Narrowest conducting wires in silicon ever made show the same current capability as copper

Narrowest conducting wires in silicon ever made show the same current capability as copper
Image: UNSW Sydney

The narrowest conducting wires in silicon ever made – just four atoms wide and one atom tall – have been shown to have the same electrical current carrying capability of copper, according to a new study published today in the journal Science.

Despite their astonishingly tiny diameter – 10,000 times thinner than a human hair – these wires have exceptionally good electrical properties, raising hopes they will serve to connect atomic-scale components in the quantum computers of tomorrow.

"Interconnecting wiring of this scale will be vital for the development of future atomic-scale electronic circuits," says the lead author of the study, Bent Weber, a PhD student in the ARC Centre of Excellence for Quantum Computation and Communication Technology at the University of New South Wales, in Sydney, Australia.

Video: PhD student Bent Weber has created the tiniest conducting wire ever made, taking us a step closer to the creation of a practical quantum computer.

The wires were made by precisely placing chains of phosphorus atoms within a silicon crystal, according to the study, which includes researchers from the University of Melbourne and Purdue University in the US.
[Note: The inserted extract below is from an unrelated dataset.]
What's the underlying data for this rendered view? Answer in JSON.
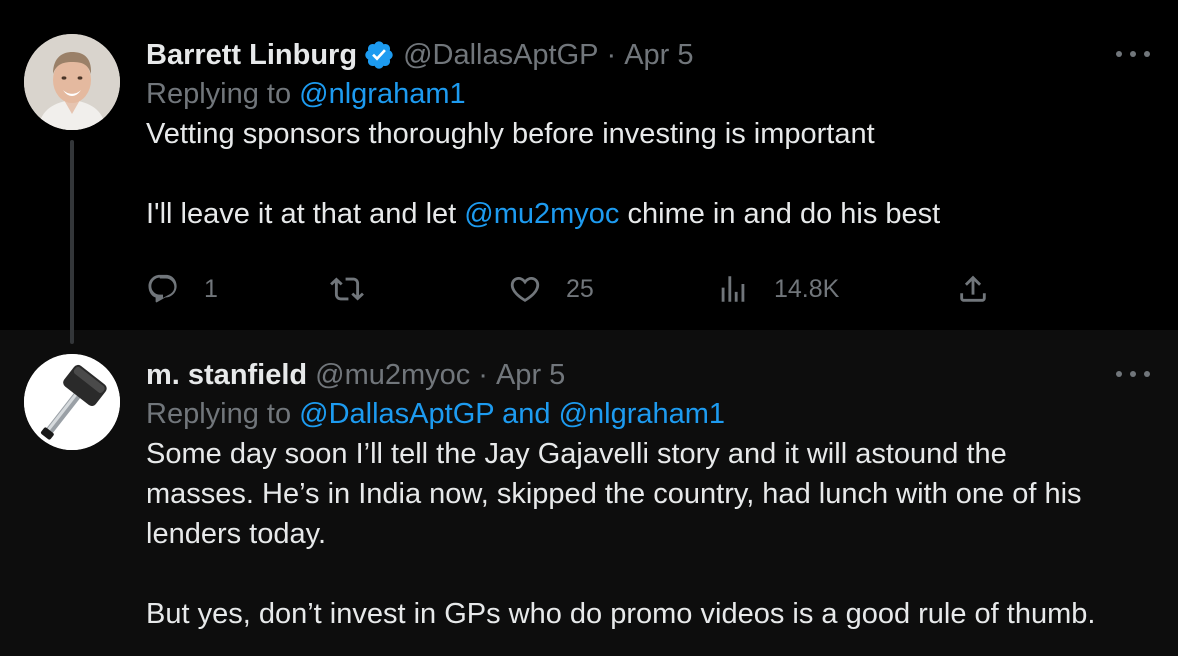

The researchers discovered that the electrical resistivity of their wires – a measure of the ease with which electrical current can flow – does not depend on the wire width. Their behaviour is described by Ohm's law, which is a fundamental law of physics taught to every high school student.

"It is extraordinary to show that such a basic law still holds even when constructing a wire from the fundamental building blocks of nature – atoms," says Weber.

The discovery demonstrates that electrical interconnects in silicon can shrink to atomic dimensions without loss of functionality, says the Centre's Director and leader of the research, Professor Michelle Simmons.

Down to the wire for silicon: Researchers create a wire 4 atoms wide, 1 atom tall
Wires just one atom tall have been created by inserting a string of phosphorus atoms in a silicon crystal by a team of researchers from the University of New South Wales, Melbourne University and Purdue University. This image from a computational simulation run of the wires shows electron density as electrons flow from left to right. The wires are 20 times smaller than the smallest wires now available and measure just four atoms wide by one phosphorus atom tall. Credit: Purdue University /Sunhee Lee, Hoon Ryu and Gerhard Klimeck

"Driven by the semiconductor industry, computer chip components continuously shrink in size allowing ever smaller and more powerful computers," Simmons says.

"Over the past 50 years this paradigm has established the microelectronics industry as one of the key drivers for global economic growth. A major focus of the Centre of Excellence at UNSW is to push this technology to the next level to develop a silicon-based quantum computer, where single atoms serve as the individual units of computation," she says.

"It will come down to the wire. We are on the threshold of making transistors out of individual atoms. But to build a practical quantum computer we have recognised that the interconnecting wiring and circuitry also needs to shrink to the atomic scale."

Creating such tiny components has been made possible using a technique called scanning tunnelling microscopy. "This technique not only allows us to image individual but also to manipulate them and place them in position," says Weber.


Explore further

Quantum leap: World's smallest transistor built with just 7 atoms

More information: "Ohm's Law Survives to the Atomic Scale," by B. Weber, et al. Science (2012).
Citation: Narrowest conducting wires in silicon ever made show the same current capability as copper (2012, January 5) retrieved 29 September 2020 from https://phys.org/news/2012-01-narrowest-wires-silicon-current-capability.html
This document is subject to copyright. Apart from any fair dealing for the purpose of private study or research, no part may be reproduced without the written permission. The content is provided for information purposes only.
0 shares

Feedback to editors

User comments